"HOUSE BEAUTIFUL commissioned a comprehensive study to better understand the changing mindset of readers of many different magazines beside the shelter category. The research was conducted in three parts including focus groups with affluent women, interviews with a range of interior designers and online interviews with affluent magazine readers. Everyone was basically n their early 40's, owned their own home and had household incomes between $113,000 and $131,000.  

We found consumers between the ages of 35 and 44 spend about 20% ore than average consumers. Those between 45 and 54 spend 30% more. These two age groups represent about 40% of the US population and spend 50% of the money.

The second wave of Baby Boomers has a greater appetite for home than was originally thought.   They bought later in life largely because sky-high interest rates froze many of them out of the market in the 1980's. The bulk of the Baby Boom market will remain in the trade up market well past 2010. They are demanding bigger and better homes. The full benefit to the economy is greater than the $60 billion of new construction in the recent boom.
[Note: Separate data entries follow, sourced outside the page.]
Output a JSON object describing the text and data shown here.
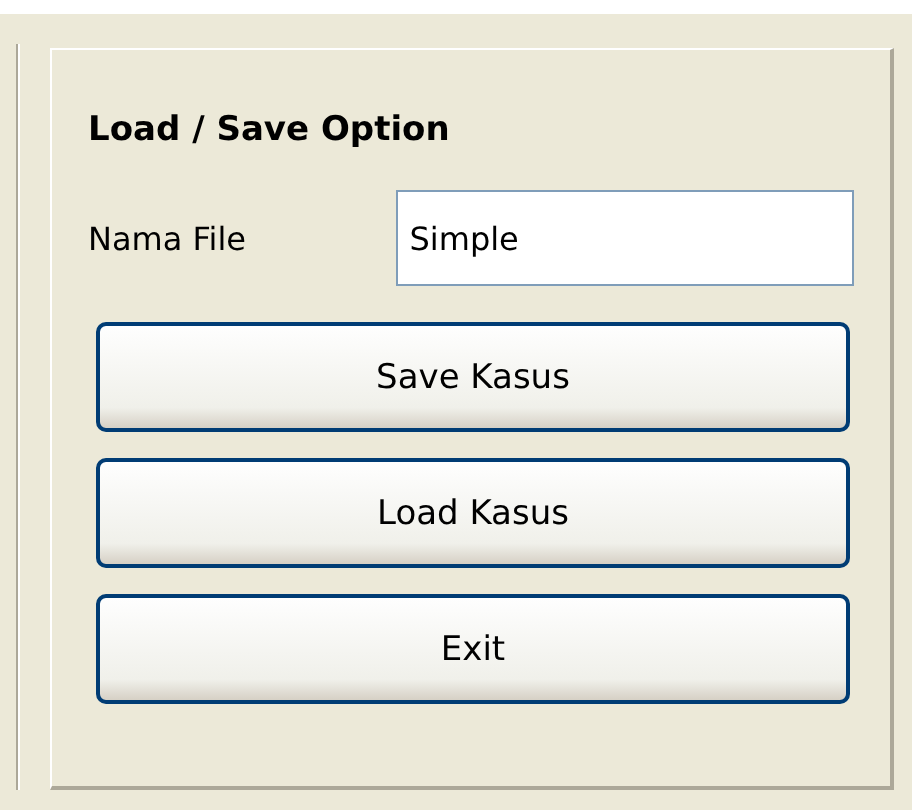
{
  "panel": {
    "title": "Load / Save Option",
    "file_label": "Nama File",
    "file_value": "Simple"
  },
  "buttons": [
    "Save Kasus",
    "Load Kasus",
    "Exit"
  ]
}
Our study also found a major shift in the US from a sense of 'self' culture, a 'me' culture from the 1980's and 1990's to a 'we.'   At House Beautiful, we call it a 'Sense of Home Culture.'   We learned that home has become the consumer's connection to everything in their lives: family, friends and community - to the past, present and future and the world outside.  

The research shows three societal trends driving this shift.  

  • Home continues to deliver as a great investment for consumers. People were already into their homes before 9-11; this event just accelerated the trend.  
  • Home is the best investment both financially and emotionally. Home defines people's personality more than anything else. More than their children, travel, car or clothes.  
  • Home is more than a place of shelter ; it's a canvas for self-expression by communicating a sense of style and personality.
  • Safety surfaced as a real concern for people for obvious reasons. They told us they wanted their home to be a safe haven and they want to know where their children are at all times. The former basement family room has now become the playroom. Home is the connection with the past, present and future. Having friends over is another major trend as staying in touch has become more important; the future is uncertain. Mixing and matching is something else we heard over and over, whether it was using inherited pieces with one's own and new purchases or mixing it up with color. It's interesting to note 50% of our readers are using fine china but their entertaining style is casual. Home is the connection to consumption.

    People who take pleasure in beautiful things look to magazines for their information. Even with the surge in TV decorating shows, magazines are still their primary source and connection for information."

    (above remarks presented by House Beautiful Associate Publisher Jeanne Noonan Eckholdt, October 2003 during the Fall New York Tabletop Market at Forty One Madison)